The calendar is packed with festivals, including the Plovdiv International Fair, the Opera and Ballet Festival and as previously mentioned the Night of Museums and Galleries.
Plovdiv is also a musical city with a range of concerts and musical performances throughout the year, many of which are hosted in the ancient Roman Theatre.
12. Sample Bulgarian cuisine
Plovdiv is one of the best places in Bulgaria to sample the best food the country has to offer. Bulgarian cuisine is a blend of Balkan and Mediterranean food with hearty meat dishes, cheesy pastries as well as fresh Greek-style salads.
You can’t indulge in Bulgarian cuisine without washing it all down with a glass of rakia, Bulgaria’s version of brandy.
13. The Bachkovo Monastery
The Bachkovo Monastery is an impressive Eastern Orthodox monastery located near the town of Bachkovo. The monastery is located in the Rhodope Mountains about a 30-40 minute bus ride from Plovdiv.
It is one of the oldest and largest monasteries in the country and has a rich history and architectural significance.

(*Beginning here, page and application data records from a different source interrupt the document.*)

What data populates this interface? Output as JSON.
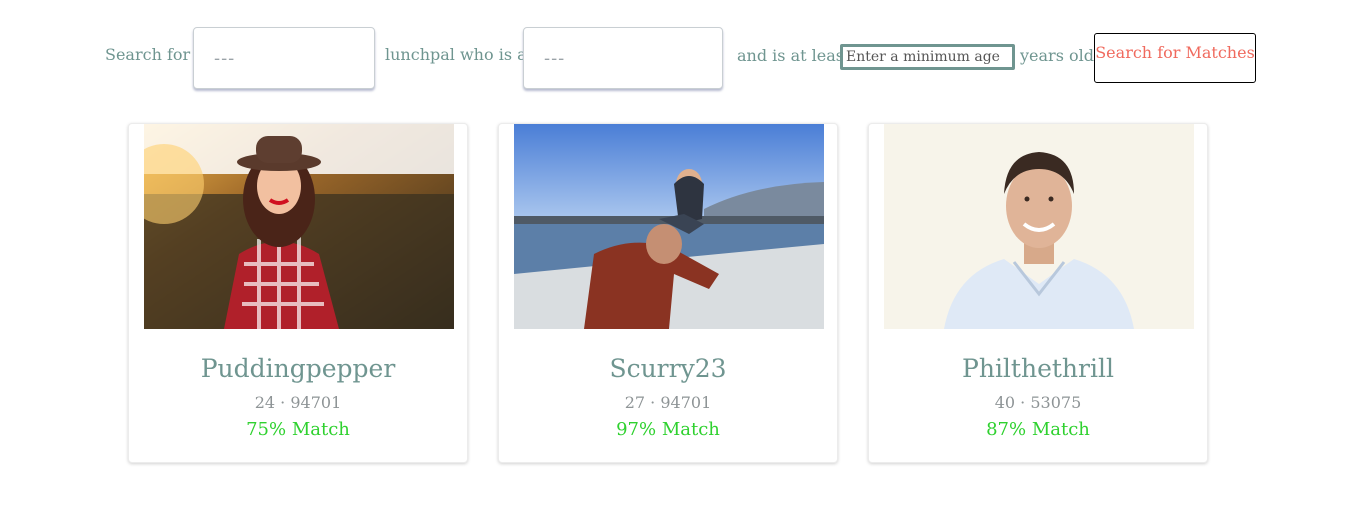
{
  "search": {
    "label_search_for": "Search for a",
    "select1_value": "---",
    "label_lunchpal": "lunchpal who is an",
    "select2_value": "---",
    "label_at_least": "and is at least",
    "age_placeholder": "Enter a minimum age",
    "label_years_old": "years old.",
    "button_label": "Search for Matches"
  },
  "cards": [
    {
      "name": "Puddingpepper",
      "age": "24",
      "separator": "·",
      "zip": "94701",
      "match": "75% Match"
    },
    {
      "name": "Scurry23",
      "age": "27",
      "separator": "·",
      "zip": "94701",
      "match": "97% Match"
    },
    {
      "name": "Philthethrill",
      "age": "40",
      "separator": "·",
      "zip": "53075",
      "match": "87% Match"
    }
  ],
  "colors": {
    "text_teal": "#6f9590",
    "button_text": "#f06a5e",
    "match_green": "#2fd12f",
    "meta_gray": "#8e9496"
  }
}
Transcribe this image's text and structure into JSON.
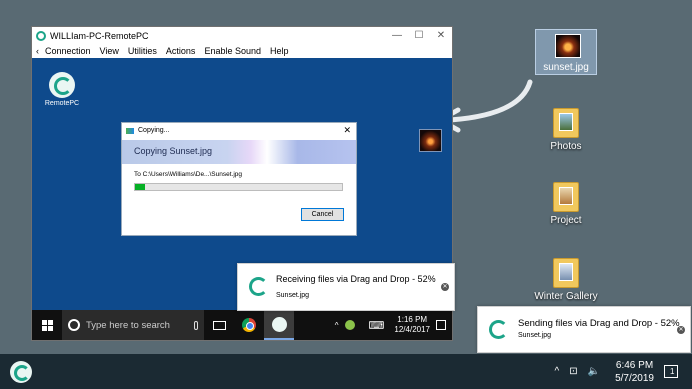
{
  "desktop": {
    "selected_icon": {
      "label": "sunset.jpg"
    },
    "icons": [
      {
        "label": "Photos"
      },
      {
        "label": "Project"
      },
      {
        "label": "Winter Gallery"
      }
    ]
  },
  "remote_window": {
    "title": "WILLIam-PC-RemotePC",
    "controls": {
      "minimize": "—",
      "maximize": "☐",
      "close": "✕"
    },
    "menu": {
      "back": "‹",
      "items": [
        "Connection",
        "View",
        "Utilities",
        "Actions",
        "Enable Sound",
        "Help"
      ]
    },
    "desktop_icon_label": "RemotePC",
    "copy_dialog": {
      "title": "Copying...",
      "banner": "Copying Sunset.jpg",
      "to_line": "To  C:\\Users\\Williams\\De...\\Sunset.jpg",
      "progress_fraction": 0.05,
      "cancel": "Cancel",
      "close": "✕"
    },
    "notification": {
      "title": "Receiving files via Drag and Drop  - 52%",
      "file": "Sunset.jpg",
      "close": "✕"
    },
    "taskbar": {
      "search_placeholder": "Type here to search",
      "tray_up": "^",
      "time": "1:16 PM",
      "date": "12/4/2017",
      "keyboard": "⌨"
    }
  },
  "local_notification": {
    "title": "Sending files via Drag and Drop  - 52%",
    "file": "Sunset.jpg",
    "close": "✕"
  },
  "local_taskbar": {
    "tray_up": "^",
    "network_icon": "⊡",
    "volume_icon": "🔈",
    "time": "6:46 PM",
    "date": "5/7/2019",
    "notification_count": "1"
  },
  "colors": {
    "remote_desktop": "#0e4a8c",
    "accent": "#1ca489",
    "progress": "#06b025"
  }
}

This monastery has cultural and religious significance in Bulargia and has served as a place of refuge during times of political unrest. It is also seen as a centre of preservation of Bulgarian Culture throughout history that had many different rulers.
Throughout its existence, the Bachkovo Monastery has played an important role in the religious and cultural life of Bulgaria. It served as a refuge during times of political unrest (Bulgaria was under communist rule from 1946 - 1989) and a centre for preserving Bulgarian culture and spirituality during periods of foreign rule.

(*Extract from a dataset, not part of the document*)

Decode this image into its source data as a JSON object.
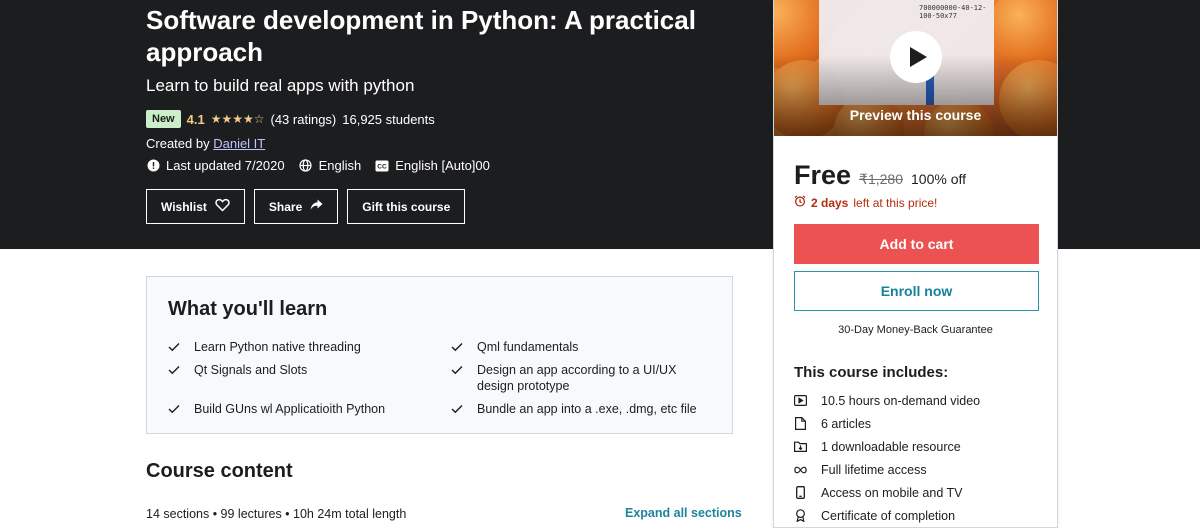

14. Explore the Rhodope Mountains
Plovdiv is not only a cultural and historical gold mine, but it is also the gateway to the magnificent Rhodope Mountains.
Lovers of nature and adventure can take a day trip from Plovdiv to enjoy outdoor pursuits in this gorgeous mountain range.
When you’re sick of exploring the old town, switch it up! Enjoy an abundance of hiking trails, mountain biking and beautiful landscapes. Explore the Bachkovo Monastery as mentioned above or check out Asen’s Fortress perched on a cliff.
In winter you can even go skiing (for less £) at the Mechi Chal Ski Resort located in these mountains!
How long do you need in Plovdiv?
It’s possible to see all of the main attractions listed above in 1-3 days. However, staying for 3-5 days will give you enough time to really soak up all that Plovdiv has to offer and to really get to know what it would be like to live there.
Factor in an extra day or two if you would like to explore the nature of the surrounding Rhodope Mountains.
Remember that Bulgaria is budget-friendly so don’t shy away from an extended stay to make the most of it.
How much does it cost to visit Bulgaria?
Bulgaria is one of the most affordable countries in Europe and therefore travelling to Bulgaria will fit into most budgets.
You can find budget accommodation from £9 per night and private rooms from £18. You can get by spending £7 per day on food and there is very affordable public transport and taxis available. Entry fees for attraction start from £2.50 and guided tours start from just £14.
Daily budget: £20 - £30 per day on a backpacker budget
When is the best time to visit Plovdiv?
June to August are the hottest months with the best weather but are the busiest & most expensive. It is a great destination in the shoulder season from April - May and September - October for the best weather & prices.
Don’t forget to pack your St Christopher pendant or travel talisman with you before you jet off to explore Plovdiv!!